It seems that Ms. Grant has been unable to leave zombies behind. Despite the differences that the title Parasite seems to promise, the novel still carries some of the DNA from the Newsflesh Trilogy. (See Feed)
Mad scientists, vacant – but still shambling – bodies, evil corporations, and identity issues caused by unexpected scientific phenomena all populate Grant’s new futuristic world.
Gone are the stark white halls of the zombie-controlling CDC, altered to the modern, sterile, perfumed offices of the newest evil corporation SymboGen. Gone are the cure-zombies, replaced with people who go brain dead and occasionally wander around with violent tendencies.
Anyone that feared that Grant would simply rewrite her old characters, where Sal is concerned, need not be worried. She is neither as disconcerting as Georgia, nor does she possess the happy-go-lucky insanity of Shaun.
Sal has woken up from a car accident with no memories of her previous life, and she has her Intestinal Bodyguard (parasite) to thank. After six years of trying to relearn everything from walking to talking, she is now trying to live her life outside of SymboGen’s prying grasp.
Sal is afraid of cars, an animal enthusiast, and finds beauty in carnivorous plants, giving her the quirky personality I’m beginning to expect from Grant’s writing. But can the same be said of her other characters? Perhaps not.
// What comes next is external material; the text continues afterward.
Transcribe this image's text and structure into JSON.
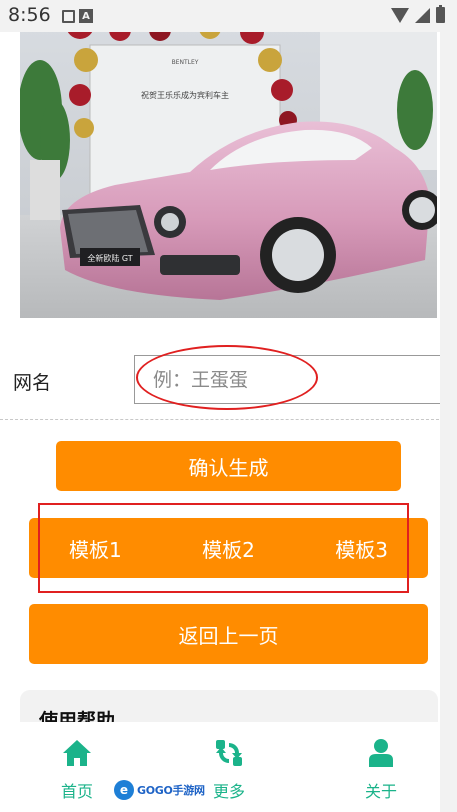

Her boyfriend Nathan comes off somewhat bland, though calmingly so, and Sal’s potentially interesting family doesn’t get too much face time.
My bloodthirsty side is hoping that we will get a satisfying conclusion in which the evil Dr. pays for everything he’s done.
All in all, Parasite seems like Newsflesh’s quieter cousin. Yes, research has been done, but it seems far less based in reality than her other works have. And somehow parasite-zombies seem far less believable hybrid-cure-zombies, and exceedingly less imposing due to that same fact.
Where the reveals left us reeling in Deadline, wondering how the corruption goes, Parasite’s hidden conspiracies have been guessable from the first few pages, leaving you waiting impatiently for the characters to catch up.
The difference that I like is that this time is there is someone to hold accountable. Blackout ended with (view spoiler) Parasite gives us a very public figure Dr. Stephen Banks to blame all of SymboGen’s misdeeds on. My bloodthirsty side is hoping (and I am only halfway through at this point) that we will get a satisfying conclusion in which the evil Dr. pays for everything he’s done.
It was something that truly disappointed me when I finished Newsflesh. And while it may seem like a stereotypical way to resolve a story as good as Newsflesh or Parasite, I have faith in Grant’s ability to avoid stereotypes.
I hope my faith will be rewarded.
The name Stephen Banks reminds me of Stephen Jobs so much. Anyone else?